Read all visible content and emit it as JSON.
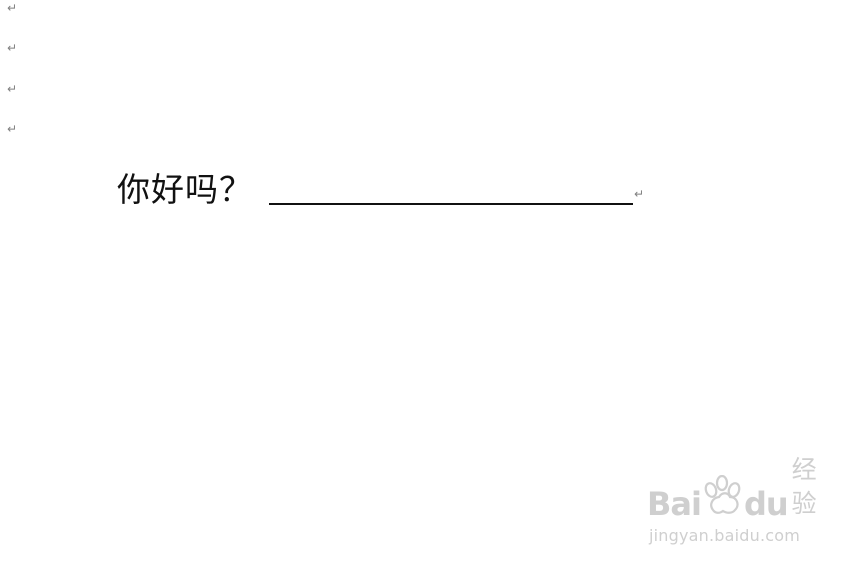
{
  "document": {
    "paragraph_mark": "↵",
    "question": "你好吗？",
    "answer_value": ""
  },
  "watermark": {
    "logo_prefix": "Bai",
    "logo_suffix": "du",
    "service_name": "经验",
    "url": "jingyan.baidu.com"
  },
  "colors": {
    "text": "#111111",
    "formatting_mark": "#7f7f7f",
    "watermark": "#cfcfcf"
  },
  "icons": {
    "paragraph_mark": "paragraph-mark-icon",
    "watermark_logo": "baidu-paw-icon"
  }
}
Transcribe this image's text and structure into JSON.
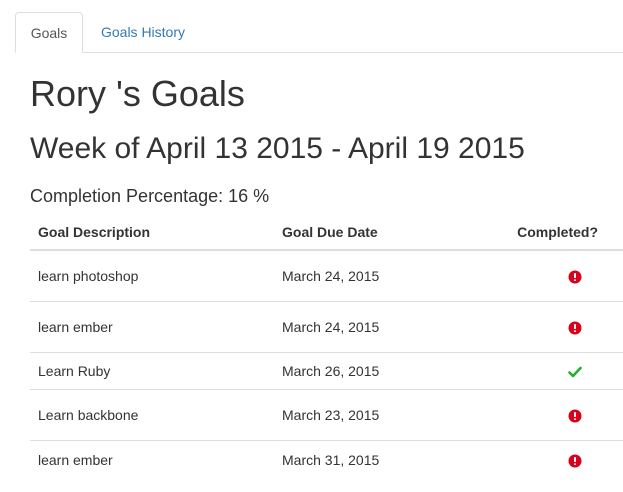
{
  "tabs": [
    {
      "label": "Goals",
      "active": true
    },
    {
      "label": "Goals History",
      "active": false
    }
  ],
  "title": "Rory 's Goals",
  "week": "Week of April 13 2015 - April 19 2015",
  "completion": "Completion Percentage: 16 %",
  "table": {
    "headers": [
      "Goal Description",
      "Goal Due Date",
      "Completed?"
    ],
    "rows": [
      {
        "description": "learn photoshop",
        "due_date": "March 24, 2015",
        "status_icon": "exclamation-circle-icon",
        "completed": false
      },
      {
        "description": "learn ember",
        "due_date": "March 24, 2015",
        "status_icon": "exclamation-circle-icon",
        "completed": false
      },
      {
        "description": "Learn Ruby",
        "due_date": "March 26, 2015",
        "status_icon": "checkmark-icon",
        "completed": true
      },
      {
        "description": "Learn backbone",
        "due_date": "March 23, 2015",
        "status_icon": "exclamation-circle-icon",
        "completed": false
      },
      {
        "description": "learn ember",
        "due_date": "March 31, 2015",
        "status_icon": "exclamation-circle-icon",
        "completed": false
      }
    ]
  },
  "colors": {
    "link": "#337ab7",
    "incomplete": "#d9001b",
    "complete": "#1db32e",
    "text": "#333333",
    "border": "#dddddd"
  }
}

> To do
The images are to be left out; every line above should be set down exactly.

> Exercise result
Read all visible content and emit it as JSON.
{
  "document": {
    "paragraph_mark": "↵",
    "question": "你好吗？",
    "answer_value": ""
  },
  "watermark": {
    "logo_prefix": "Bai",
    "logo_suffix": "du",
    "service_name": "经验",
    "url": "jingyan.baidu.com"
  },
  "colors": {
    "text": "#111111",
    "formatting_mark": "#7f7f7f",
    "watermark": "#cfcfcf"
  },
  "icons": {
    "paragraph_mark": "paragraph-mark-icon",
    "watermark_logo": "baidu-paw-icon"
  }
}
Transcribe this image's text and structure into JSON.
{
  "tabs": [
    {
      "label": "Goals",
      "active": true
    },
    {
      "label": "Goals History",
      "active": false
    }
  ],
  "title": "Rory 's Goals",
  "week": "Week of April 13 2015 - April 19 2015",
  "completion": "Completion Percentage: 16 %",
  "table": {
    "headers": [
      "Goal Description",
      "Goal Due Date",
      "Completed?"
    ],
    "rows": [
      {
        "description": "learn photoshop",
        "due_date": "March 24, 2015",
        "status_icon": "exclamation-circle-icon",
        "completed": false
      },
      {
        "description": "learn ember",
        "due_date": "March 24, 2015",
        "status_icon": "exclamation-circle-icon",
        "completed": false
      },
      {
        "description": "Learn Ruby",
        "due_date": "March 26, 2015",
        "status_icon": "checkmark-icon",
        "completed": true
      },
      {
        "description": "Learn backbone",
        "due_date": "March 23, 2015",
        "status_icon": "exclamation-circle-icon",
        "completed": false
      },
      {
        "description": "learn ember",
        "due_date": "March 31, 2015",
        "status_icon": "exclamation-circle-icon",
        "completed": false
      }
    ]
  },
  "colors": {
    "link": "#337ab7",
    "incomplete": "#d9001b",
    "complete": "#1db32e",
    "text": "#333333",
    "border": "#dddddd"
  }
}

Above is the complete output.